- **Given data**
+++++

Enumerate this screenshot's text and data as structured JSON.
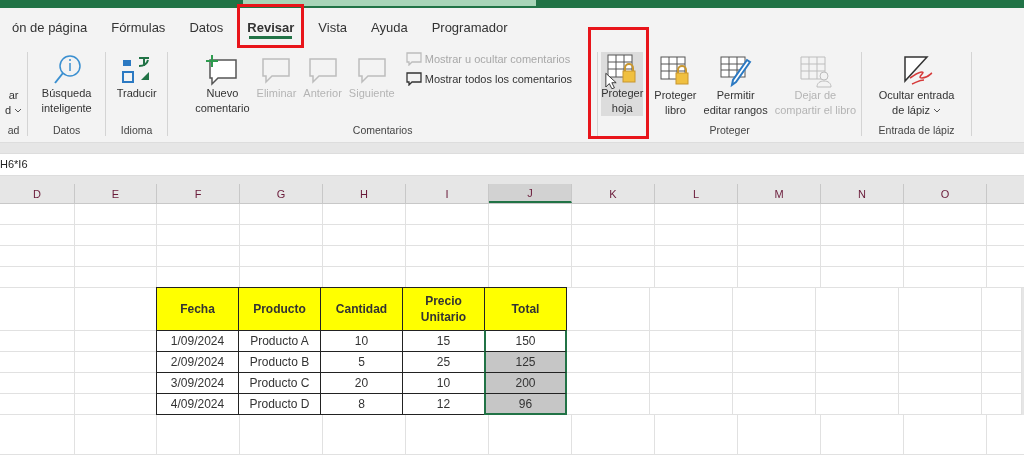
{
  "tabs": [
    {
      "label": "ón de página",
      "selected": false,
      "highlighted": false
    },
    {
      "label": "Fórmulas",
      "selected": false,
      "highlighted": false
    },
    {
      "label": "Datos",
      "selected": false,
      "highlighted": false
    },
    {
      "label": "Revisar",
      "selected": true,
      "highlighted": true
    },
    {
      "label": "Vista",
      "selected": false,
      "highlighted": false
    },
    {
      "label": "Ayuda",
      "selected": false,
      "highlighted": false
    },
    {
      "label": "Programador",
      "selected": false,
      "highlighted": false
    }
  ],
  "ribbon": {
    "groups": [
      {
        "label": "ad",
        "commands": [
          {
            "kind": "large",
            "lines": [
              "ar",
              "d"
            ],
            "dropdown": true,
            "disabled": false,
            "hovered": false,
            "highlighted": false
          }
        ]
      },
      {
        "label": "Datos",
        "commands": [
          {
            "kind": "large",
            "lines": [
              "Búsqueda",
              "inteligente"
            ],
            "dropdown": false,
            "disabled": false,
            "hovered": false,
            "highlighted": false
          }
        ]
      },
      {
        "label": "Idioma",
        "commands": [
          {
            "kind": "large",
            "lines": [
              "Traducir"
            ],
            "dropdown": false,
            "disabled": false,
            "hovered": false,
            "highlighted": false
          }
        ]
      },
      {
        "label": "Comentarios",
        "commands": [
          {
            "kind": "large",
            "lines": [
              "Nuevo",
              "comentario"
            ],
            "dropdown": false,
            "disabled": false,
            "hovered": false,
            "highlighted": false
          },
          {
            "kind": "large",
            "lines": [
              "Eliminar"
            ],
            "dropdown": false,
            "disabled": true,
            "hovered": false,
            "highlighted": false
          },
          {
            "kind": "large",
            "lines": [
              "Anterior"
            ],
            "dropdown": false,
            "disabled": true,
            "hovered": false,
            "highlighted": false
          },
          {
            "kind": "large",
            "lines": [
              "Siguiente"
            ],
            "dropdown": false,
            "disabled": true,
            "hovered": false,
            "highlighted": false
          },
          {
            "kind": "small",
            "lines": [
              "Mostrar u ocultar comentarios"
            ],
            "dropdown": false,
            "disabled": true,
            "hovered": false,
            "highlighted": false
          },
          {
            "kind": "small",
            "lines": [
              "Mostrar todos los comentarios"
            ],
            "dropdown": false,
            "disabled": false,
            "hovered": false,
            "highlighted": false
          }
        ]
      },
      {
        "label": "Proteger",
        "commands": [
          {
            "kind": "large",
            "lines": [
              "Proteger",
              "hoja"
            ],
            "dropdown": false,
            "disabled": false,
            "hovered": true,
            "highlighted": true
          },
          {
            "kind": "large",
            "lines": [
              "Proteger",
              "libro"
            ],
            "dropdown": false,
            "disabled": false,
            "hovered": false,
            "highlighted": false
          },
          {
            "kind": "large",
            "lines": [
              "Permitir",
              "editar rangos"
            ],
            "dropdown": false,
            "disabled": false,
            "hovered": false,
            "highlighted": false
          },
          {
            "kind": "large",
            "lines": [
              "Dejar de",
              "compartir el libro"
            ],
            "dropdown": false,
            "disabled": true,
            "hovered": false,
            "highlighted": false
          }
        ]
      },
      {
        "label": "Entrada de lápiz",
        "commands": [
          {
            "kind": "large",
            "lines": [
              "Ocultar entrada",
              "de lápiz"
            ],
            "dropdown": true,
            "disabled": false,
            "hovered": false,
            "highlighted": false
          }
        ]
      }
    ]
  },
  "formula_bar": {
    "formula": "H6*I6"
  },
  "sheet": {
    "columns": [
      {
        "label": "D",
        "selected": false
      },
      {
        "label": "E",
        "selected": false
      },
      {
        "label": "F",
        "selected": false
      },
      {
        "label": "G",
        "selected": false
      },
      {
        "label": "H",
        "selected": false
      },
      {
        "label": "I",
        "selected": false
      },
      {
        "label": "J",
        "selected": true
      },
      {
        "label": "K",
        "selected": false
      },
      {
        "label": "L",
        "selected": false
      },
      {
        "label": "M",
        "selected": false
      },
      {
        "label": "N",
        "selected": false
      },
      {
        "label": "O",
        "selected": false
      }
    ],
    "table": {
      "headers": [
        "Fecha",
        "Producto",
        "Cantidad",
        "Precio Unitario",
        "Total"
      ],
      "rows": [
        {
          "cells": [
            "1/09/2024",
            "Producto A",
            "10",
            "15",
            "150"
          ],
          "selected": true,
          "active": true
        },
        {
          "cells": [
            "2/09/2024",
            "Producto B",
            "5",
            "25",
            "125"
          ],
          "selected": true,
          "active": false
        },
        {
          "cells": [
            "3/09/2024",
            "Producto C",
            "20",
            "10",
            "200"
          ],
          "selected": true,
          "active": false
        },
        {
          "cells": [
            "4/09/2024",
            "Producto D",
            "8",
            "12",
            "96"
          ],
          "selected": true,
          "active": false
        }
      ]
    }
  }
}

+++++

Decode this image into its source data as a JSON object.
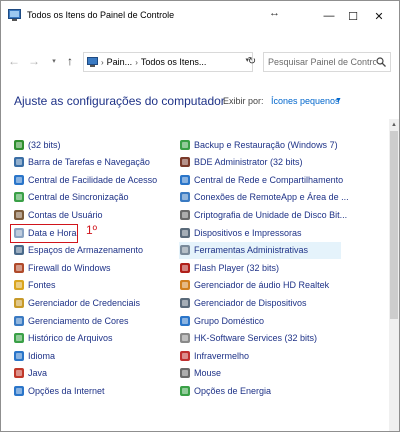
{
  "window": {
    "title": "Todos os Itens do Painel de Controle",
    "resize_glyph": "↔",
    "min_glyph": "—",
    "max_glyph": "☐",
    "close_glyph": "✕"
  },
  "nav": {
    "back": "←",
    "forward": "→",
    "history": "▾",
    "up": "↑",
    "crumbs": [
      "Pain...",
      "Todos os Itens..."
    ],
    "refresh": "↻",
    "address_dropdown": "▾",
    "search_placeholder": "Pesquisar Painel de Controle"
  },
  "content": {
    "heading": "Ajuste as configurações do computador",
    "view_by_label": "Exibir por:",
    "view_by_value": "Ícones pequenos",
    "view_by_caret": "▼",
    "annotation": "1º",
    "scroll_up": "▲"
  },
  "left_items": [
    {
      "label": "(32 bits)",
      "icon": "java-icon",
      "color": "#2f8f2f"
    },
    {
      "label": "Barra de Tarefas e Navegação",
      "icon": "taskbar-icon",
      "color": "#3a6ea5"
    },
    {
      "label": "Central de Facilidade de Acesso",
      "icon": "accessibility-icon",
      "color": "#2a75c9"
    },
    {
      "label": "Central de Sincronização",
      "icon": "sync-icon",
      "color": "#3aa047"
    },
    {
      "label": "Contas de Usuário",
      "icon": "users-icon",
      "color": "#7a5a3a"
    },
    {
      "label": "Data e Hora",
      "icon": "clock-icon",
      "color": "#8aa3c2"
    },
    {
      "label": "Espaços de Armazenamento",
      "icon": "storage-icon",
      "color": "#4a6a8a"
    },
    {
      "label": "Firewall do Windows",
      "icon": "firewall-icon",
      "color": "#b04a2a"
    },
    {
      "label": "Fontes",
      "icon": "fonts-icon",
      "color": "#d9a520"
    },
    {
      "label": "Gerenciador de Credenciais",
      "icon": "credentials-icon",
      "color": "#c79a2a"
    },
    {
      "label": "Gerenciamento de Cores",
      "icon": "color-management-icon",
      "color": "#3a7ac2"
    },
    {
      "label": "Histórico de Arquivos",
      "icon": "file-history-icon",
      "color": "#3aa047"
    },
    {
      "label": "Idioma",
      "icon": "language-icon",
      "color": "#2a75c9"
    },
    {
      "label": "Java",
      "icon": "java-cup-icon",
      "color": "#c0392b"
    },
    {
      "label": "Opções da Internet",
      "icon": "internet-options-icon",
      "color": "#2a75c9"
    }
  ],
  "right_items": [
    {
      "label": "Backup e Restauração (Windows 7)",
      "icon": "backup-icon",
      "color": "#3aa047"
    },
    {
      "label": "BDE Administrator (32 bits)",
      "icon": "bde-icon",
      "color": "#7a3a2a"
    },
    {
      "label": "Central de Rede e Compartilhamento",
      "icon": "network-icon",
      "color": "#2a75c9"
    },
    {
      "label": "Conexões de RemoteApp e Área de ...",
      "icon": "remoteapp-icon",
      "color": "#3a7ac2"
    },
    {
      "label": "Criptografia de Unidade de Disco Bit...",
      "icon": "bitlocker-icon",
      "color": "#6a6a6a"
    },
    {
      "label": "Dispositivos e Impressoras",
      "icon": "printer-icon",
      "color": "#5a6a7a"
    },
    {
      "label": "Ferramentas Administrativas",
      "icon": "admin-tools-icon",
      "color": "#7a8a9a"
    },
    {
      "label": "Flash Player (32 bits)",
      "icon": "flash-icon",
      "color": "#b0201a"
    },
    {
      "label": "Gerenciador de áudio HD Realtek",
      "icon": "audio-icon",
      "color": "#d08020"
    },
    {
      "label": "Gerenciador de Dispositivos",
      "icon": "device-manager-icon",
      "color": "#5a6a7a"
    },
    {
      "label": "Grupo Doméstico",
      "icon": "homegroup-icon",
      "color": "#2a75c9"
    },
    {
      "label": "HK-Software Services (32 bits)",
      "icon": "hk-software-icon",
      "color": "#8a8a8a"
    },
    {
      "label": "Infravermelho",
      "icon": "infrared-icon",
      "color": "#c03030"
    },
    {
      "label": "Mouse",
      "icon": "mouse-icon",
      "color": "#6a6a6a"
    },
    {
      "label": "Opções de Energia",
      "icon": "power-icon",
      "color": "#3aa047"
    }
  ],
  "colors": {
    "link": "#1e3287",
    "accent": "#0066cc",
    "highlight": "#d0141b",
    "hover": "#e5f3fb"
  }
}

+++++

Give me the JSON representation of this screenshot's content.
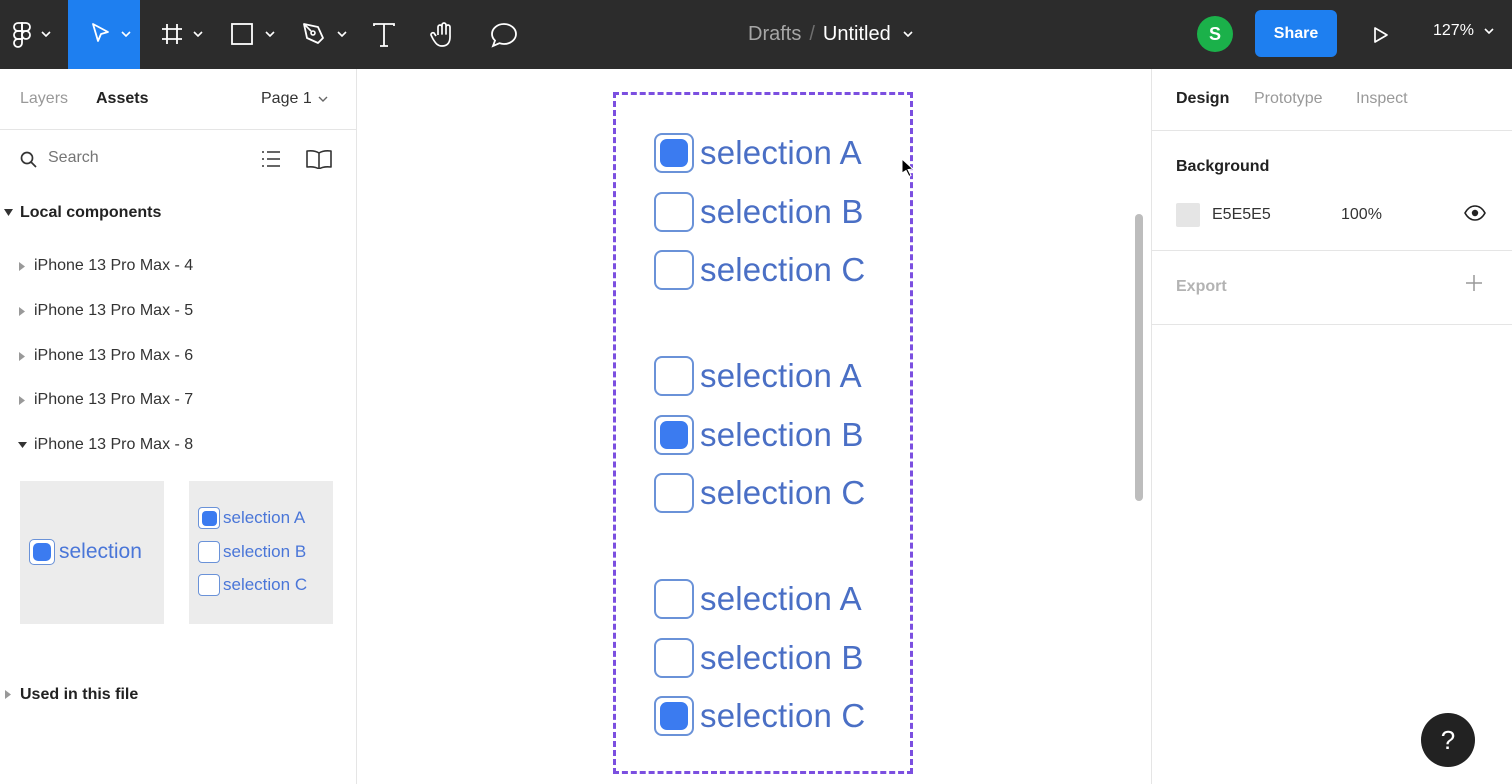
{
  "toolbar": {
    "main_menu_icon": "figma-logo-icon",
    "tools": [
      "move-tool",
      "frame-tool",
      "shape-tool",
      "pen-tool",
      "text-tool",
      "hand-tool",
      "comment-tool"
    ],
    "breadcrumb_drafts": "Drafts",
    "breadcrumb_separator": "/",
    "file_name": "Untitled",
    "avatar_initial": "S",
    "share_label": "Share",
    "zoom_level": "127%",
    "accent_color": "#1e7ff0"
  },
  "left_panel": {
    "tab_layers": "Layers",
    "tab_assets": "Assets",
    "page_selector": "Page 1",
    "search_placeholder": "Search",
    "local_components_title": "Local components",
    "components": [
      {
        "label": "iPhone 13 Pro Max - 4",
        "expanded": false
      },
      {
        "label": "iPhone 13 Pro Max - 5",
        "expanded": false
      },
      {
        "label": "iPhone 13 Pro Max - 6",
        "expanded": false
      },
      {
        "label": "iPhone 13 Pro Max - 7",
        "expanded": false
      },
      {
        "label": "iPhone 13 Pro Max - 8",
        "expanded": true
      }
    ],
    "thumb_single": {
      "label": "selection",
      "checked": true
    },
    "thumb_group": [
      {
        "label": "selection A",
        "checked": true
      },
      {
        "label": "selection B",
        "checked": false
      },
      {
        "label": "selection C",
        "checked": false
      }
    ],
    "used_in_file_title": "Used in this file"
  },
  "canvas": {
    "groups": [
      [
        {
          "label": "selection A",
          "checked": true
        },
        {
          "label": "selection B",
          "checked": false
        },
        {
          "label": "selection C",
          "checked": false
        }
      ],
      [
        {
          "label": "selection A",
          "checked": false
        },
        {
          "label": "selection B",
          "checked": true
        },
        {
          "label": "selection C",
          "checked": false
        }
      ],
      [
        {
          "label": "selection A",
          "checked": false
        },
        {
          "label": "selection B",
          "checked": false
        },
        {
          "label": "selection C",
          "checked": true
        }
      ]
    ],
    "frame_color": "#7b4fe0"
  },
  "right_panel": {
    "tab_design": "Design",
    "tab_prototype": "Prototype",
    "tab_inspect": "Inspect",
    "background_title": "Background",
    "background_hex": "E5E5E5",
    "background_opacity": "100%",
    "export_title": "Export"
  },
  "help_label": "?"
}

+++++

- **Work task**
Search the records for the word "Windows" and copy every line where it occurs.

- **Solution**
      "label": "Firewall do Windows",
      "label": "Backup e Restauração (Windows 7)",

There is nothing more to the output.